First we hear of Ezra preaching the way of God's salvation to the people. Not only proclaiming the Word of God, but also explaining and expounding it for the people so that they can understand it. This is similar to the proclamation of the Word of God, and the homily that follows in the Liturgy of the Word.
Similarly, Luke intends not just to present a record of events in his Gospel, but also to reveal certain aspects of those events, "so that you may realise the certainty of the teachings you have received."
What follows then can be described as Jesus' words of inspiration for his listeners, in order that they know what to know of him, to expect from him, and thus to know how to respond in kind. If you have any doubt about what that response was, look at the Responsorial Psalm. Be refreshed! Rejoice! Be enlightened! Always be mindful of God, for it is good and right to do so!
Today, the synodal process Pope Francis has committed us to is but an inspirative call for us to listen to the Holy Spirit through the lens of our individual lived experiences. I rarely use the word "individual" because it presumes a sense of isolation. Being human implies imperfection. We are never perfect in the ways we act, think or communicate with each other. Hence, our understanding of each other is imperfect — and in a way, what we experience is truly our own individual experience, with a sense of isolation, even though you might have experienced it in a group.
As Christians who have heard the Word of God, Paul understands such individualism, and redeems it by his analogy of all Christians being individual parts of the body of Christ. Though we are individuals with our own part in life, Christ unites us all, not leaving us alone and isolated, directing us, guiding us.
Sometimes, we fail to understand what is going on, simply because we have not listened to each other. Such a failure causes chaos. Imagine if the feet did not realise that the hands was about to reach for a glass of water, and decides to walk away. As the shepherd guiding his flock, Pope Francis realises this as he commits us to the synodal process.
Is the synodal process a town hall meeting where people just express their opinions and observations? No, it is a call to be inspired by the Holy Spirit, to listen to God, and urges you to share with others. It is a process of discernment. As individuals we don't have a perfect means to move together, unless through the intercession of the perfect one, God himself, through the Holy Spirit.
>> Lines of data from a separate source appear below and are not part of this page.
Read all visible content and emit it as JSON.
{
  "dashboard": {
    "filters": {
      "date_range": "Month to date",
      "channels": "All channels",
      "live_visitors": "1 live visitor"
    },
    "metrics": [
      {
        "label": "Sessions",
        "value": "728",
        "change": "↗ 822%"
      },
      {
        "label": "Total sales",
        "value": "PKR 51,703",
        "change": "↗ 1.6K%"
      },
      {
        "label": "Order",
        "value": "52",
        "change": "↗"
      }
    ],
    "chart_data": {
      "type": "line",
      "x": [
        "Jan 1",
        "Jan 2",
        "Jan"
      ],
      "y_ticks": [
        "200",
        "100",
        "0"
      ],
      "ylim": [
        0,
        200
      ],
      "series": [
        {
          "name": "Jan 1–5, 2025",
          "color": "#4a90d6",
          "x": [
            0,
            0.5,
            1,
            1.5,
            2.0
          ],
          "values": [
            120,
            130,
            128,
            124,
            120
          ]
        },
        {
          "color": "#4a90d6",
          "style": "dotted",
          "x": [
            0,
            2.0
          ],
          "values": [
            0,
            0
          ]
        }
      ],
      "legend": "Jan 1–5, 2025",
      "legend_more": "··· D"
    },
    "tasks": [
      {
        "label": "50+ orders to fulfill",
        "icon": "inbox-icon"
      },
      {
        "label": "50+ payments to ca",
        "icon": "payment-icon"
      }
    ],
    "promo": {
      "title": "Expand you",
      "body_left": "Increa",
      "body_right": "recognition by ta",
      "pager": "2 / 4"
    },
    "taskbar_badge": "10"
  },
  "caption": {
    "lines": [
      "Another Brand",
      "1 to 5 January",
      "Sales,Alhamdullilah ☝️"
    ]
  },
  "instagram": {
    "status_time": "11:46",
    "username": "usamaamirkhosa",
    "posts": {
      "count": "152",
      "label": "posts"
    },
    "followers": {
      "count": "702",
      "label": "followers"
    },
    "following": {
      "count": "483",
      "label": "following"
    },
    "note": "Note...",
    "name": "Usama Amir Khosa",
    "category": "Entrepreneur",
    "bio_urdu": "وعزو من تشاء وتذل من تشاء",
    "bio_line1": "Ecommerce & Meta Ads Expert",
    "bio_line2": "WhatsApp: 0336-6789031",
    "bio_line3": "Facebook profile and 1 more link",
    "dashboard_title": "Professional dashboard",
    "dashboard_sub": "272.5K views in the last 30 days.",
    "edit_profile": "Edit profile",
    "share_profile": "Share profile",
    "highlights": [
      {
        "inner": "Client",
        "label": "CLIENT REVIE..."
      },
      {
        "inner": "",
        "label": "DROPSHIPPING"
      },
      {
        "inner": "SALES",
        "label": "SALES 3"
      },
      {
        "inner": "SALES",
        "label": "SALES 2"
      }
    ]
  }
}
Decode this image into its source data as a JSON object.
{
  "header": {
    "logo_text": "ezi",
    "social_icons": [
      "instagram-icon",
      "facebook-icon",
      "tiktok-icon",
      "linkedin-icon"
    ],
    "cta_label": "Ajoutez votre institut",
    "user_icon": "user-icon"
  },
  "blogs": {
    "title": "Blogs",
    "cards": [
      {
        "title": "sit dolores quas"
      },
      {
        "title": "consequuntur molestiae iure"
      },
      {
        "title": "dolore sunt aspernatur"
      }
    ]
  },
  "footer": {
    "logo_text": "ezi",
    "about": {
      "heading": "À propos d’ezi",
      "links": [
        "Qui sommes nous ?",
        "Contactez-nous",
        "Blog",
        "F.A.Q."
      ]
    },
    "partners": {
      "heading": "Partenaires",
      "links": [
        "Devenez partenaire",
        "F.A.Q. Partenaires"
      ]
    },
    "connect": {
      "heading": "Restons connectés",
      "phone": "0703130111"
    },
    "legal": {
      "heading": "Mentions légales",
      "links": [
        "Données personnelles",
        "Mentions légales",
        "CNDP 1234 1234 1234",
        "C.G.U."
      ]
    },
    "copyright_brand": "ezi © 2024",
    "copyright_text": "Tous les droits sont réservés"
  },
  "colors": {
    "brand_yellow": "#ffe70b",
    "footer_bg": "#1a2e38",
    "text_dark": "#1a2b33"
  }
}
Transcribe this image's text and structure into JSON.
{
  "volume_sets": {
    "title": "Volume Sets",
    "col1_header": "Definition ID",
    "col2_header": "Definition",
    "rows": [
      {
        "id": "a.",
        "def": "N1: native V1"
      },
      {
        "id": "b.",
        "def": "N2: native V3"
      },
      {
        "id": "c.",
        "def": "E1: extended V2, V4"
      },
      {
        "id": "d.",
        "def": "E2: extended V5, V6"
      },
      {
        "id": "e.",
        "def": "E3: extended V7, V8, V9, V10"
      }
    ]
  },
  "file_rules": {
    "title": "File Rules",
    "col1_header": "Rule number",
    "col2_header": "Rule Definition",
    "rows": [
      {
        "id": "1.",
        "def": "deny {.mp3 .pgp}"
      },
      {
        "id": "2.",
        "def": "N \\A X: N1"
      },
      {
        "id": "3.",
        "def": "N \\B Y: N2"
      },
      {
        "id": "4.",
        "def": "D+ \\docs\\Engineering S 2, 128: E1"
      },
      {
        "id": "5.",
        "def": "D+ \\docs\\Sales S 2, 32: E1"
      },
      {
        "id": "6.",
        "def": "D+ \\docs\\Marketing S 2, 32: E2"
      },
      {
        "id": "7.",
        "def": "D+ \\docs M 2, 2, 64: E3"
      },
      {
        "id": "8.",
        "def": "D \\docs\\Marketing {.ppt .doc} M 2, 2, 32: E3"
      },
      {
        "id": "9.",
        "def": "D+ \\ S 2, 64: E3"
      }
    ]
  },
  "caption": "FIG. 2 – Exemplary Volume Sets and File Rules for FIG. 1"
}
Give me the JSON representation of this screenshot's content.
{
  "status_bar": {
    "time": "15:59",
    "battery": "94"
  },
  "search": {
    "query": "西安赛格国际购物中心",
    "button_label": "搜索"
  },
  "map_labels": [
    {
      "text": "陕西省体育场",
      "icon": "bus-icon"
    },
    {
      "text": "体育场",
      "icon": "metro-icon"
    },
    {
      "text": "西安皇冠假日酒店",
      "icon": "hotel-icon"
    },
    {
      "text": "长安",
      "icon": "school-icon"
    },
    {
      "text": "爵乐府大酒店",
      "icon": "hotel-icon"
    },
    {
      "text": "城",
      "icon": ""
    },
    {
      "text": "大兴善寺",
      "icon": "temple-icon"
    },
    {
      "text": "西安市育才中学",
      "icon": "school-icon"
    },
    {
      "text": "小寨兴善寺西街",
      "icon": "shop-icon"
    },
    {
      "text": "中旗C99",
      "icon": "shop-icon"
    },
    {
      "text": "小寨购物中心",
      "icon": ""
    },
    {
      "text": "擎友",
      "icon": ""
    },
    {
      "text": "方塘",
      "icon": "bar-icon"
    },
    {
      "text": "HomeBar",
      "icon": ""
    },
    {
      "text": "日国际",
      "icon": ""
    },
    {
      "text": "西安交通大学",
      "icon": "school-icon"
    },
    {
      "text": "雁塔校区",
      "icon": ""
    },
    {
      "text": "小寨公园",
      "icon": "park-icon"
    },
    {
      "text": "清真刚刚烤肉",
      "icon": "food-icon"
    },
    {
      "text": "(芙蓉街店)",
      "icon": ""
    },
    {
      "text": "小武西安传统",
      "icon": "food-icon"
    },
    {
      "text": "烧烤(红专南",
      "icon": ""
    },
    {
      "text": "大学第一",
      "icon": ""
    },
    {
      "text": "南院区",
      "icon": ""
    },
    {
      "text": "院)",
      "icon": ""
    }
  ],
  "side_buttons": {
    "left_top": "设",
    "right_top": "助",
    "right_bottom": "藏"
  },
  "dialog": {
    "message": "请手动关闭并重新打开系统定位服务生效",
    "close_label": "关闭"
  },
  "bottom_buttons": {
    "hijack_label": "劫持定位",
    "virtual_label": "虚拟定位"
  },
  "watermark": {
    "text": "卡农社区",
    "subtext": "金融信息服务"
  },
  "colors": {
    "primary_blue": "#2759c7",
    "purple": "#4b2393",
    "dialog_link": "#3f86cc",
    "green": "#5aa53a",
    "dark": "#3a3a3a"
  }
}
Let today's readings be an inspiration to you. Dream a little. "Today this Scripture is fulfilled in your hearing." What does this urge you to do? Bring it up with Jesus, listen to him, and may you be inspired to live as Christians in a church journeying together for our mutual salvation.